LogoTitle Text Search
M
M

M

Esci

Set 211

Italian Mountain Troops

Click for larger image
All figures are supplied unpainted    (Numbers of each pose in brackets)
Stats
Date Released 1983
Contents 46 figures
Poses 13 poses, 1 horse pose
Material Plastic (Medium Consistency)
Colours Green, Tan
Average Height 24 mm (= 1.73 m)

Review

Though they were to produce many World War II sets, Esci only ever produced this one Italian set, which is surprising since they were themselves Italian. They chose the famous Alpini, one of the elite units of the Italian army, and Italy's specialist mountain troops. These figures proudly wear the feather that distinguished such troops, but in many cases by removing this you get ordinary European infantry, so perhaps Esci had that in mind when they made these. Alpini were deployed in France, East Africa, Albania, Greece, Yugoslavia, the Soviet Union and, of course, Italy, and proved themselves as good as any mountain troops anywhere, helped by getting better equipment, and better supply, than the average Italian soldier of the war.

To make room on the sprue for the animal and skis, there are only thirteen poses in this set. Many are the standard ones found in most sets of this era, but there are a couple of unusual ones as well. The man handling the mule is a reminder of the particular transport problems in mountainous terrain, and the skier is an obvious choice for such troops. The officer is in classic pose of holding a pistol while beckoning men forward, though here he is crouching. The running man in the second row is quite a poor, unnatural pose, and the man next to him holding a machine gun rather like a guitar is not a favourite either, but otherwise all the poses are nicely done and should prove useful.

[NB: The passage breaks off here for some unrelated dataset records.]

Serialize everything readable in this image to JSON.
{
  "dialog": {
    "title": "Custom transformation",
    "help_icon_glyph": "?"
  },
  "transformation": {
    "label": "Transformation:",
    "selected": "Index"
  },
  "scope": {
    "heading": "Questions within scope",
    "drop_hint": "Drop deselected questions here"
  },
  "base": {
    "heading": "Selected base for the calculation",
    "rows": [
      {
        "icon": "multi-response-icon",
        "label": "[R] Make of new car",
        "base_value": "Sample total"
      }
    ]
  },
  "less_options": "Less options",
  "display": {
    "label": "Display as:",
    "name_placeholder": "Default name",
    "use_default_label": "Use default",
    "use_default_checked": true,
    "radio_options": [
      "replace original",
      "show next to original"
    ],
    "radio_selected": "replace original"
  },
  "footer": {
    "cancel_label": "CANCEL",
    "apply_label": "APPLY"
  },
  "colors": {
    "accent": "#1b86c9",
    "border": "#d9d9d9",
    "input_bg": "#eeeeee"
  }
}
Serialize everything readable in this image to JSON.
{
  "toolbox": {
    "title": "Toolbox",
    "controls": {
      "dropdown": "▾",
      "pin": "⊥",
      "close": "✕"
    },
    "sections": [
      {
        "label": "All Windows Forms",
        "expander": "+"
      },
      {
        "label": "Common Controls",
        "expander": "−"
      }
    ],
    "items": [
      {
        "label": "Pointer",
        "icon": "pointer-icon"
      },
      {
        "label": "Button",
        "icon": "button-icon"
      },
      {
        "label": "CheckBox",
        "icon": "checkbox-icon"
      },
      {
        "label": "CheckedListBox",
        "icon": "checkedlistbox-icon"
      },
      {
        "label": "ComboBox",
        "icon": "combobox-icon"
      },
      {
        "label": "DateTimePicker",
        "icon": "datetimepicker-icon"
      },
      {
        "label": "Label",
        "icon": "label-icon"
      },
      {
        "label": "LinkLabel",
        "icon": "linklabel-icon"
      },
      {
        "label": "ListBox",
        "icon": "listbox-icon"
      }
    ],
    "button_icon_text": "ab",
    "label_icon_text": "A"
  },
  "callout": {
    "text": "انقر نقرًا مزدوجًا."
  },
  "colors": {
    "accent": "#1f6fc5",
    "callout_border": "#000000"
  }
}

As we have said, for many of these figures their appearance is exactly like any Italian European infantry (i.e. not in Africa) apart from the single feather attached to their helmet. As they should, they wear standard army tunic with four pockets, breeches and puttees over short boots, while most wear the standard M1933 helmet to which the feather is attached. Three of the figures wear the splendid felt alpine hat, so cannot be any other unit, but the only other variation in uniform is the greatcoat worn by the marching figure. This is a double-breasted example, which is fortunate for the wearer as most Italian army greatcoats of the war were single-breasted and particularly bad for keeping warm.

The majority of men here carry the standard rifle, which is the M1891 6.5 mm Carcano, as issued to both the Alpini and the regular infantry. Two poses have been armed with a Beretta M1938/42 submachine gun, and there are also two figures carrying and firing Breda 30 light machine guns, so all the weaponry here is easy to identify and correct for these men.

Esci soft plastic figures were always beautifully sculpted, and this set is typical. Lovely detail, crisp and sharp, with good faces and plausible folds in clothing. Weapons in particularly are very nicely done, though there is the occasional area of excess plastic where a weapon is being held. All helmets and hats come complete with the black crow's feather on the left-hand side except the prone figures. Because of the difficulties of moulding such a device, the feather is mostly shown close up to the helmet, whereas pictures of the real thing confirm it would have stood proud. The mule requires assembly in that its load of two crates is separate, but this plugs into the side of the animal very firmly. The skier too needs to be put together, as his feet need to be pressed into the separate skis, but again this fit is snug and secure. The stops on the poles of this man are something of a compromise as they are at an unrealistic angle, but otherwise the equipment is fine.

The skiing and pack animal poses make this a more interesting set than many for World War II, though this does mean there are fewer action poses than some would wish. This is an attractive set for an unusual subject, which to date has not been covered by any other manufacturer, and it is a pity that Esci discontinued production of it quite early on, although it has since seen new life marketed by Italeri.


Ratings

Historical Accuracy 10
Pose Quality 9
Pose Number 9
Sculpting 9
Mould 9

Further Reading
Books
"Army Uniforms of World War 2" - Blandford (Colour Series) - Andrew Mollo - 9780713706116
"Infantry Weapons of World War II" - David & Charles - Jan Suermont - 9780715319253
"The Armed Forces of World War II" - Orbis - Andrew Mollo - 9780856132964
"The Italian Army 1940-45 (1) Europe 1940-43" - Osprey (Men-at-Arms Series No.340) - Philip Jowett - 9781855328648
"The Italian Army at War - Europe 1940-43" - Concord - Philip Jowett - 9789623611503
"The Second World War (Part 3)" - Prentice-Hall (Arms and Uniforms) - Liliane and Fred Funcken
"World War II Infantry" - Windrow & Greene (Europa Militaria Series No.2) - Laurent Mirouze - 9781872004150
Magazines
"Militaria (English Language)" - No.8

M
M
Site content © 2002, 2009. All rights reserved. Manufacturer logos and trademarks acknowledged.